▸ **Brief**:
Scan the records below. Copy every line in which the word "title" appears.

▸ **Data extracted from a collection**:
++++
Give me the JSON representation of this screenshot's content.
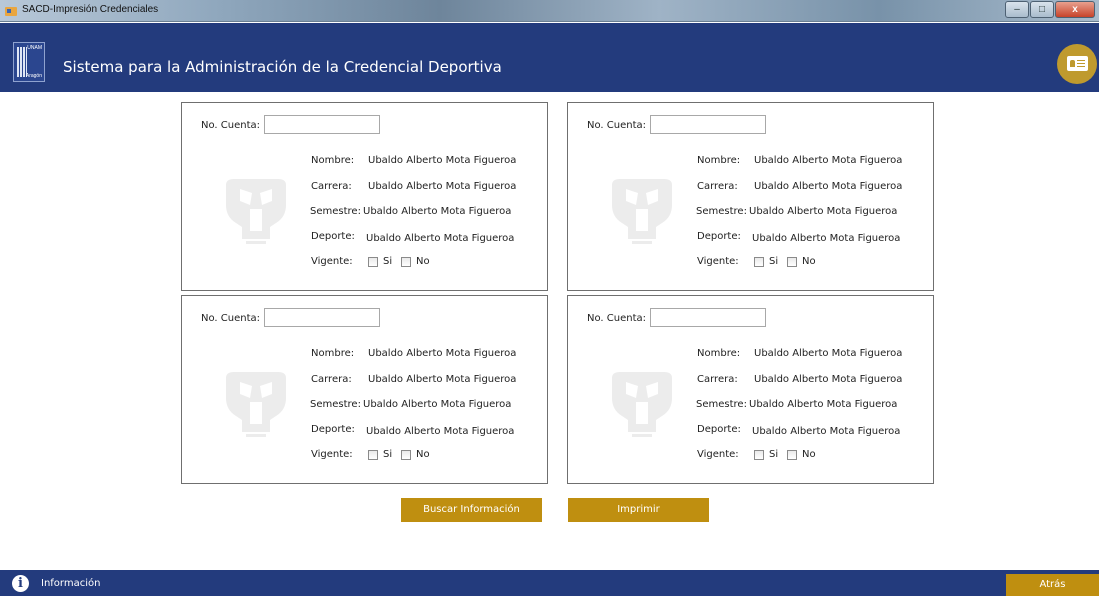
{
  "window": {
    "title": "SACD-Impresión Credenciales",
    "minimize": "–",
    "maximize": "□",
    "close": "x"
  },
  "header": {
    "logo_top": "UNAM",
    "logo_bottom": "Aragón",
    "title": "Sistema para la Administración de la Credencial Deportiva",
    "card_icon": "id-card-icon"
  },
  "panels": [
    {
      "cuenta_label": "No. Cuenta:",
      "cuenta_value": "",
      "nombre_label": "Nombre:",
      "nombre": "Ubaldo Alberto Mota Figueroa",
      "carrera_label": "Carrera:",
      "carrera": "Ubaldo Alberto Mota Figueroa",
      "semestre_label": "Semestre:",
      "semestre": "Ubaldo Alberto Mota Figueroa",
      "deporte_label": "Deporte:",
      "deporte": "Ubaldo Alberto Mota Figueroa",
      "vigente_label": "Vigente:",
      "si_label": "Si",
      "no_label": "No"
    },
    {
      "cuenta_label": "No. Cuenta:",
      "cuenta_value": "",
      "nombre_label": "Nombre:",
      "nombre": "Ubaldo Alberto Mota Figueroa",
      "carrera_label": "Carrera:",
      "carrera": "Ubaldo Alberto Mota Figueroa",
      "semestre_label": "Semestre:",
      "semestre": "Ubaldo Alberto Mota Figueroa",
      "deporte_label": "Deporte:",
      "deporte": "Ubaldo Alberto Mota Figueroa",
      "vigente_label": "Vigente:",
      "si_label": "Si",
      "no_label": "No"
    },
    {
      "cuenta_label": "No. Cuenta:",
      "cuenta_value": "",
      "nombre_label": "Nombre:",
      "nombre": "Ubaldo Alberto Mota Figueroa",
      "carrera_label": "Carrera:",
      "carrera": "Ubaldo Alberto Mota Figueroa",
      "semestre_label": "Semestre:",
      "semestre": "Ubaldo Alberto Mota Figueroa",
      "deporte_label": "Deporte:",
      "deporte": "Ubaldo Alberto Mota Figueroa",
      "vigente_label": "Vigente:",
      "si_label": "Si",
      "no_label": "No"
    },
    {
      "cuenta_label": "No. Cuenta:",
      "cuenta_value": "",
      "nombre_label": "Nombre:",
      "nombre": "Ubaldo Alberto Mota Figueroa",
      "carrera_label": "Carrera:",
      "carrera": "Ubaldo Alberto Mota Figueroa",
      "semestre_label": "Semestre:",
      "semestre": "Ubaldo Alberto Mota Figueroa",
      "deporte_label": "Deporte:",
      "deporte": "Ubaldo Alberto Mota Figueroa",
      "vigente_label": "Vigente:",
      "si_label": "Si",
      "no_label": "No"
    }
  ],
  "actions": {
    "buscar": "Buscar Información",
    "imprimir": "Imprimir"
  },
  "footer": {
    "info_label": "Información",
    "info_icon": "i",
    "atras": "Atrás"
  },
  "colors": {
    "header_blue": "#233b7d",
    "gold": "#bf8f10",
    "card_gold": "#bf9a2e"
  }
}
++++
▸ **Expected output**:
    "title": "SACD-Impresión Credenciales",
    "title": "Sistema para la Administración de la Credencial Deportiva",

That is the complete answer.